◆ **Task item**
The entries below are to be written out exactly, with no images included.

::::

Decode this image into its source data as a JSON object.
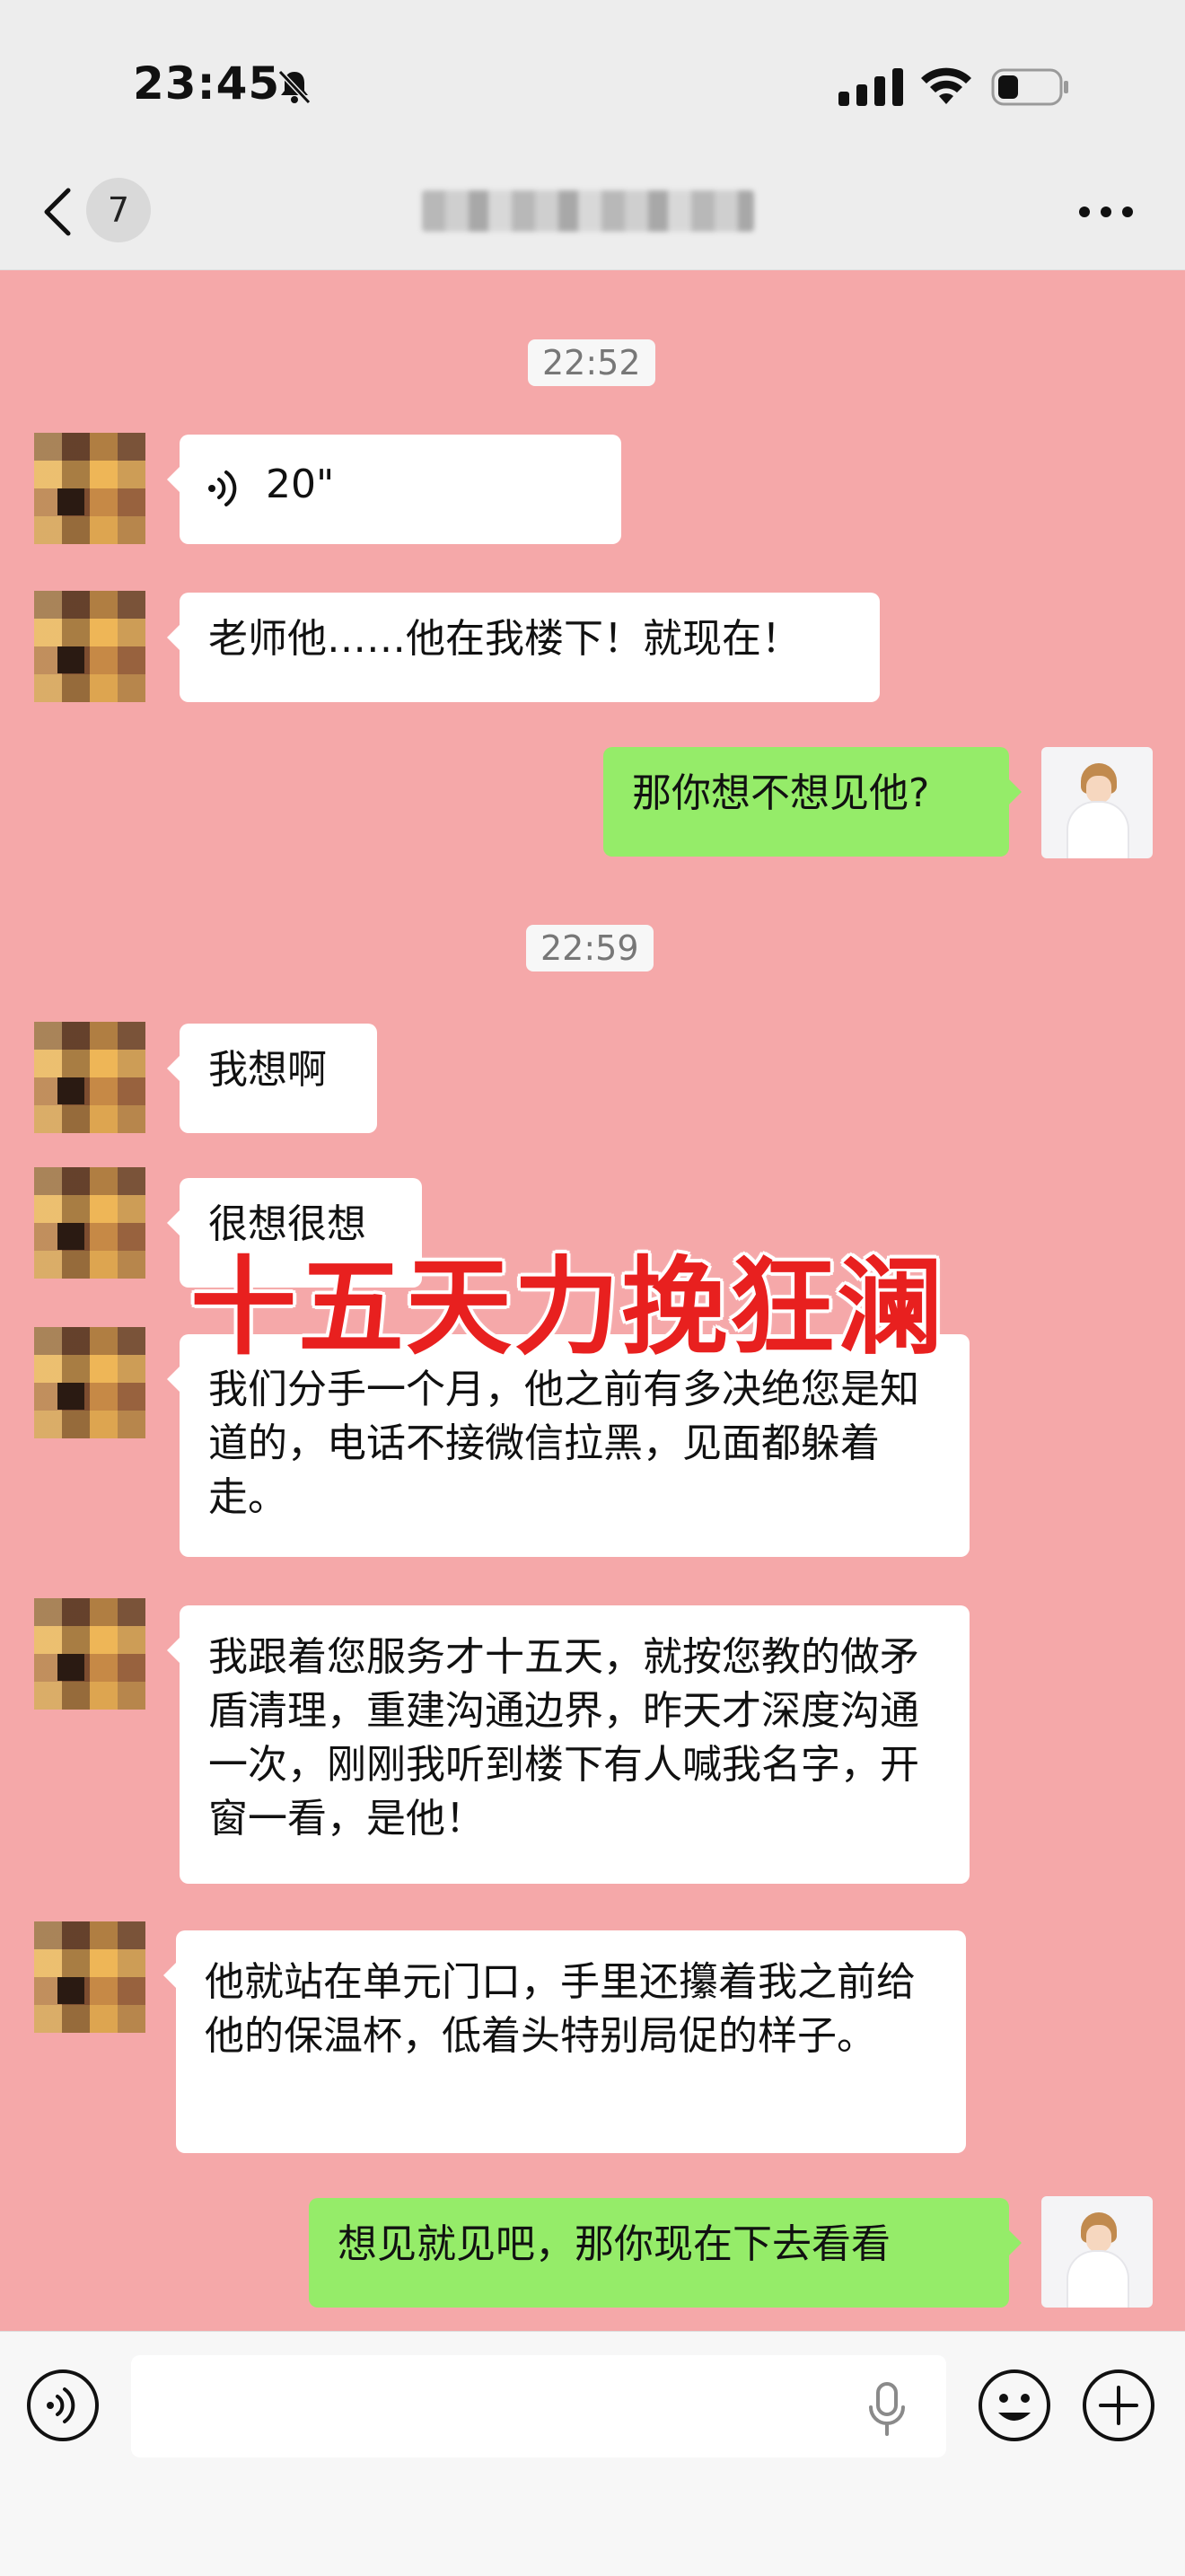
{
  "status_bar": {
    "time": "23:45",
    "icons": [
      "bell-muted-icon",
      "cellular-signal-icon",
      "wifi-icon",
      "battery-icon"
    ]
  },
  "nav": {
    "back_icon": "chevron-left-icon",
    "unread_count": "7",
    "more_icon": "more-dots-icon"
  },
  "chat": {
    "timestamps": [
      "22:52",
      "22:59"
    ],
    "messages": [
      {
        "side": "left",
        "type": "voice",
        "duration": "20\""
      },
      {
        "side": "left",
        "text": "老师他……他在我楼下！就现在！"
      },
      {
        "side": "right",
        "text": "那你想不想见他?"
      },
      {
        "side": "left",
        "text": "我想啊"
      },
      {
        "side": "left",
        "text": "很想很想"
      },
      {
        "side": "left",
        "text": "我们分手一个月，他之前有多决绝您是知道的，电话不接微信拉黑，见面都躲着走。"
      },
      {
        "side": "left",
        "text": "我跟着您服务才十五天，就按您教的做矛盾清理，重建沟通边界，昨天才深度沟通一次，刚刚我听到楼下有人喊我名字，开窗一看，是他！"
      },
      {
        "side": "left",
        "text": "他就站在单元门口，手里还攥着我之前给他的保温杯，低着头特别局促的样子。"
      },
      {
        "side": "right",
        "text": "想见就见吧，那你现在下去看看"
      }
    ]
  },
  "overlay": {
    "title": "十五天力挽狂澜",
    "color": "#e8201f"
  },
  "input_bar": {
    "voice_toggle_icon": "voice-toggle-icon",
    "text_value": "",
    "mic_icon": "microphone-icon",
    "emoji_icon": "emoji-icon",
    "plus_icon": "plus-icon"
  },
  "colors": {
    "chat_background": "#f5a8a9",
    "sent_bubble": "#95ec69",
    "received_bubble": "#ffffff",
    "header": "#ededed"
  }
}
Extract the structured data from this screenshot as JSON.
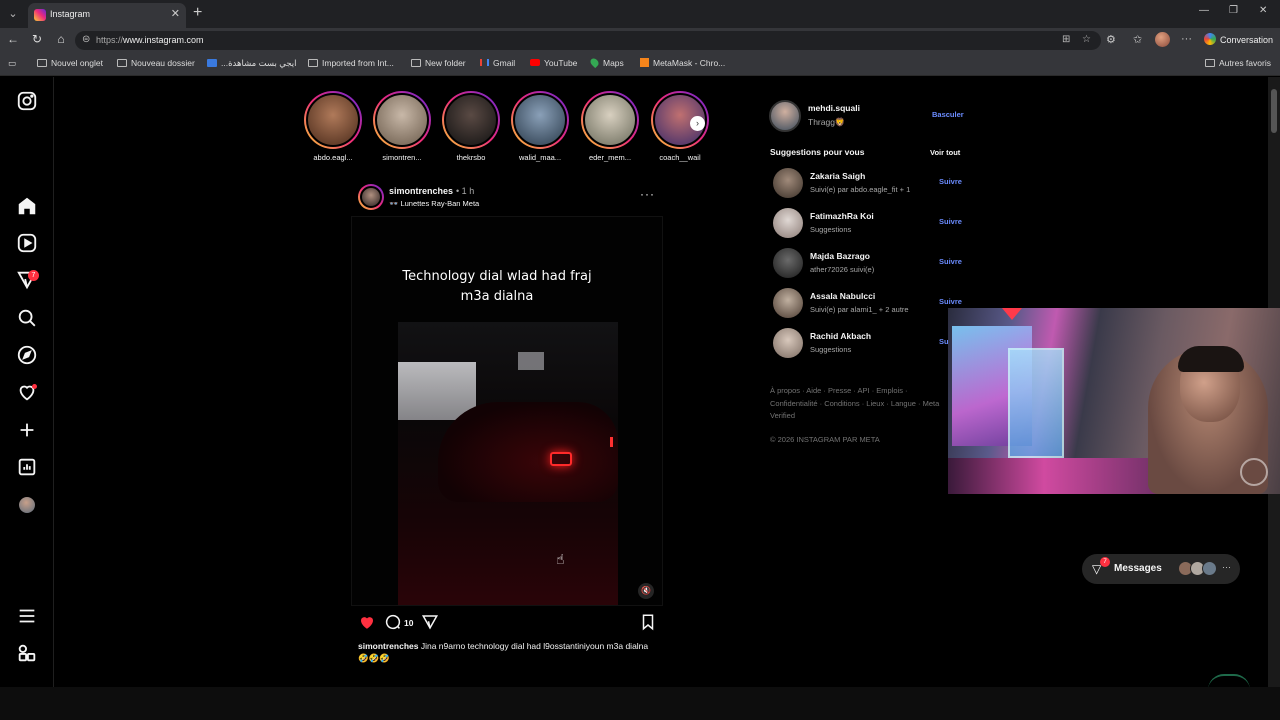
{
  "browser": {
    "tab_title": "Instagram",
    "url_scheme": "https://",
    "url_host": "www.instagram.com",
    "conversation_label": "Conversation",
    "bookmarks": [
      {
        "label": "Nouvel onglet",
        "icon": "tab-icon"
      },
      {
        "label": "Nouveau dossier",
        "icon": "folder-icon"
      },
      {
        "label": "...ايجي بست مشاهدة",
        "icon": "site-icon"
      },
      {
        "label": "Imported from Int...",
        "icon": "folder-icon"
      },
      {
        "label": "New folder",
        "icon": "folder-icon"
      },
      {
        "label": "Gmail",
        "icon": "gmail-icon"
      },
      {
        "label": "YouTube",
        "icon": "youtube-icon"
      },
      {
        "label": "Maps",
        "icon": "maps-icon"
      },
      {
        "label": "MetaMask - Chro...",
        "icon": "metamask-icon"
      }
    ],
    "other_bookmarks": "Autres favoris"
  },
  "nav": {
    "notification_badge": "7"
  },
  "stories": [
    {
      "name": "abdo.eagl...",
      "color": "#6a3a2a"
    },
    {
      "name": "simontren...",
      "color": "#8a7a6a"
    },
    {
      "name": "thekrsbo",
      "color": "#2a2a2a"
    },
    {
      "name": "walid_maa...",
      "color": "#3a4a5a"
    },
    {
      "name": "eder_mem...",
      "color": "#7a7a6a"
    },
    {
      "name": "coach__wail",
      "color": "#6a3a5a"
    }
  ],
  "post": {
    "username": "simontrenches",
    "time": "• 1 h",
    "subtitle": "Lunettes Ray-Ban Meta",
    "media_caption_line1": "Technology dial wlad had fraj",
    "media_caption_line2": "m3a dialna",
    "comment_count": "10",
    "caption_user": "simontrenches",
    "caption_text": "Jina n9arno technology dial had l9osstantiniyoun m3a dialna 🤣🤣🤣"
  },
  "profile": {
    "username": "mehdi.squali",
    "name": "Thragg🦁",
    "switch_label": "Basculer"
  },
  "suggestions": {
    "title": "Suggestions pour vous",
    "see_all": "Voir tout",
    "follow_label": "Suivre",
    "items": [
      {
        "name": "Zakaria Saigh",
        "sub": "Suivi(e) par abdo.eagle_fit + 1",
        "color": "#7a6a5a"
      },
      {
        "name": "FatimazhRa Koi",
        "sub": "Suggestions",
        "color": "#b0a8a4"
      },
      {
        "name": "Majda Bazrago",
        "sub": "ather72026 suivi(e)",
        "color": "#4a4a4a"
      },
      {
        "name": "Assala Nabulcci",
        "sub": "Suivi(e) par alami1_ + 2 autre",
        "color": "#8a7a6a"
      },
      {
        "name": "Rachid Akbach",
        "sub": "Suggestions",
        "color": "#9a8a80"
      }
    ]
  },
  "footer": {
    "links": "À propos · Aide · Presse · API · Emplois · Confidentialité · Conditions · Lieux · Langue · Meta Verified",
    "copyright": "© 2026 INSTAGRAM PAR META"
  },
  "messages": {
    "label": "Messages",
    "badge": "7"
  },
  "colors": {
    "accent_link": "#6b8cff",
    "like_red": "#ff3040",
    "background": "#000000"
  }
}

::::

◆ **Output of the task**
Decode this image into its source data as a JSON object.
{
  "status_bar": {
    "time": "23:45",
    "icons": [
      "bell-muted-icon",
      "cellular-signal-icon",
      "wifi-icon",
      "battery-icon"
    ]
  },
  "nav": {
    "back_icon": "chevron-left-icon",
    "unread_count": "7",
    "more_icon": "more-dots-icon"
  },
  "chat": {
    "timestamps": [
      "22:52",
      "22:59"
    ],
    "messages": [
      {
        "side": "left",
        "type": "voice",
        "duration": "20\""
      },
      {
        "side": "left",
        "text": "老师他……他在我楼下！就现在！"
      },
      {
        "side": "right",
        "text": "那你想不想见他?"
      },
      {
        "side": "left",
        "text": "我想啊"
      },
      {
        "side": "left",
        "text": "很想很想"
      },
      {
        "side": "left",
        "text": "我们分手一个月，他之前有多决绝您是知道的，电话不接微信拉黑，见面都躲着走。"
      },
      {
        "side": "left",
        "text": "我跟着您服务才十五天，就按您教的做矛盾清理，重建沟通边界，昨天才深度沟通一次，刚刚我听到楼下有人喊我名字，开窗一看，是他！"
      },
      {
        "side": "left",
        "text": "他就站在单元门口，手里还攥着我之前给他的保温杯，低着头特别局促的样子。"
      },
      {
        "side": "right",
        "text": "想见就见吧，那你现在下去看看"
      }
    ]
  },
  "overlay": {
    "title": "十五天力挽狂澜",
    "color": "#e8201f"
  },
  "input_bar": {
    "voice_toggle_icon": "voice-toggle-icon",
    "text_value": "",
    "mic_icon": "microphone-icon",
    "emoji_icon": "emoji-icon",
    "plus_icon": "plus-icon"
  },
  "colors": {
    "chat_background": "#f5a8a9",
    "sent_bubble": "#95ec69",
    "received_bubble": "#ffffff",
    "header": "#ededed"
  }
}
Extract the structured data from this screenshot as JSON.
{
  "browser": {
    "tab_title": "Instagram",
    "url_scheme": "https://",
    "url_host": "www.instagram.com",
    "conversation_label": "Conversation",
    "bookmarks": [
      {
        "label": "Nouvel onglet",
        "icon": "tab-icon"
      },
      {
        "label": "Nouveau dossier",
        "icon": "folder-icon"
      },
      {
        "label": "...ايجي بست مشاهدة",
        "icon": "site-icon"
      },
      {
        "label": "Imported from Int...",
        "icon": "folder-icon"
      },
      {
        "label": "New folder",
        "icon": "folder-icon"
      },
      {
        "label": "Gmail",
        "icon": "gmail-icon"
      },
      {
        "label": "YouTube",
        "icon": "youtube-icon"
      },
      {
        "label": "Maps",
        "icon": "maps-icon"
      },
      {
        "label": "MetaMask - Chro...",
        "icon": "metamask-icon"
      }
    ],
    "other_bookmarks": "Autres favoris"
  },
  "nav": {
    "notification_badge": "7"
  },
  "stories": [
    {
      "name": "abdo.eagl...",
      "color": "#6a3a2a"
    },
    {
      "name": "simontren...",
      "color": "#8a7a6a"
    },
    {
      "name": "thekrsbo",
      "color": "#2a2a2a"
    },
    {
      "name": "walid_maa...",
      "color": "#3a4a5a"
    },
    {
      "name": "eder_mem...",
      "color": "#7a7a6a"
    },
    {
      "name": "coach__wail",
      "color": "#6a3a5a"
    }
  ],
  "post": {
    "username": "simontrenches",
    "time": "• 1 h",
    "subtitle": "Lunettes Ray-Ban Meta",
    "media_caption_line1": "Technology dial wlad had fraj",
    "media_caption_line2": "m3a dialna",
    "comment_count": "10",
    "caption_user": "simontrenches",
    "caption_text": "Jina n9arno technology dial had l9osstantiniyoun m3a dialna 🤣🤣🤣"
  },
  "profile": {
    "username": "mehdi.squali",
    "name": "Thragg🦁",
    "switch_label": "Basculer"
  },
  "suggestions": {
    "title": "Suggestions pour vous",
    "see_all": "Voir tout",
    "follow_label": "Suivre",
    "items": [
      {
        "name": "Zakaria Saigh",
        "sub": "Suivi(e) par abdo.eagle_fit + 1",
        "color": "#7a6a5a"
      },
      {
        "name": "FatimazhRa Koi",
        "sub": "Suggestions",
        "color": "#b0a8a4"
      },
      {
        "name": "Majda Bazrago",
        "sub": "ather72026 suivi(e)",
        "color": "#4a4a4a"
      },
      {
        "name": "Assala Nabulcci",
        "sub": "Suivi(e) par alami1_ + 2 autre",
        "color": "#8a7a6a"
      },
      {
        "name": "Rachid Akbach",
        "sub": "Suggestions",
        "color": "#9a8a80"
      }
    ]
  },
  "footer": {
    "links": "À propos · Aide · Presse · API · Emplois · Confidentialité · Conditions · Lieux · Langue · Meta Verified",
    "copyright": "© 2026 INSTAGRAM PAR META"
  },
  "messages": {
    "label": "Messages",
    "badge": "7"
  },
  "colors": {
    "accent_link": "#6b8cff",
    "like_red": "#ff3040",
    "background": "#000000"
  }
}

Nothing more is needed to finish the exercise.